▸ **MATERIAL SUPPLIED**:
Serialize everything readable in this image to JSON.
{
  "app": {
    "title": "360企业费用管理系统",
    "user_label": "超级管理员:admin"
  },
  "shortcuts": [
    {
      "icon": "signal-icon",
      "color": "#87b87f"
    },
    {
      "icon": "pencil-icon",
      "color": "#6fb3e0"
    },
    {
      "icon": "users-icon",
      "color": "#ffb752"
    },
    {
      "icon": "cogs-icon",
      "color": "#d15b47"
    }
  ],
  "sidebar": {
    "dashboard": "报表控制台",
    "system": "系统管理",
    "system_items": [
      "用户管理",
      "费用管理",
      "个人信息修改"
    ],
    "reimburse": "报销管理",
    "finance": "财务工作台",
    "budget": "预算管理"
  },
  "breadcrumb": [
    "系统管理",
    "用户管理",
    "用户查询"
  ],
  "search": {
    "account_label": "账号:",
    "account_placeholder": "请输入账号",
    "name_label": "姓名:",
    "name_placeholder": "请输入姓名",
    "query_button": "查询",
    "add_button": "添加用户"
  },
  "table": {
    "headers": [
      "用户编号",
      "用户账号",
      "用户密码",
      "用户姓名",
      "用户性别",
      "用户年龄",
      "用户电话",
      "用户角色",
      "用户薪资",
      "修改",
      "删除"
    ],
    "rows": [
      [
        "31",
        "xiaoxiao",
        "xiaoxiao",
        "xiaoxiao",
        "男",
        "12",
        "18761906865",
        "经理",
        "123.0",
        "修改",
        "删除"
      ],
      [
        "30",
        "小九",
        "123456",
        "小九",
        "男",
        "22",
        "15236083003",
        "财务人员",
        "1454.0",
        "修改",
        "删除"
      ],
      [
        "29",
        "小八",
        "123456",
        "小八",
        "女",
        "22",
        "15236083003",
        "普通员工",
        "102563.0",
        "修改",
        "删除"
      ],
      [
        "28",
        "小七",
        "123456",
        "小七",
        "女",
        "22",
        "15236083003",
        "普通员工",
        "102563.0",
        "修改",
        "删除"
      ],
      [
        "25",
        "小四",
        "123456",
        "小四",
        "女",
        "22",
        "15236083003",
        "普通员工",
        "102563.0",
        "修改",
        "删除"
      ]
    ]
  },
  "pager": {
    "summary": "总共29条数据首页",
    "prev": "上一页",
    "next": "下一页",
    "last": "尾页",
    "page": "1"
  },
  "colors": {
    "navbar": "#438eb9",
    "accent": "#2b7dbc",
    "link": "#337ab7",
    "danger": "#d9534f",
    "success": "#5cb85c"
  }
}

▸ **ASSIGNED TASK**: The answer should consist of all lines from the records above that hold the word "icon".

▸ **WRITTEN SOLUTION**:
      "icon": "signal-icon",
      "icon": "pencil-icon",
      "icon": "users-icon",
      "icon": "cogs-icon",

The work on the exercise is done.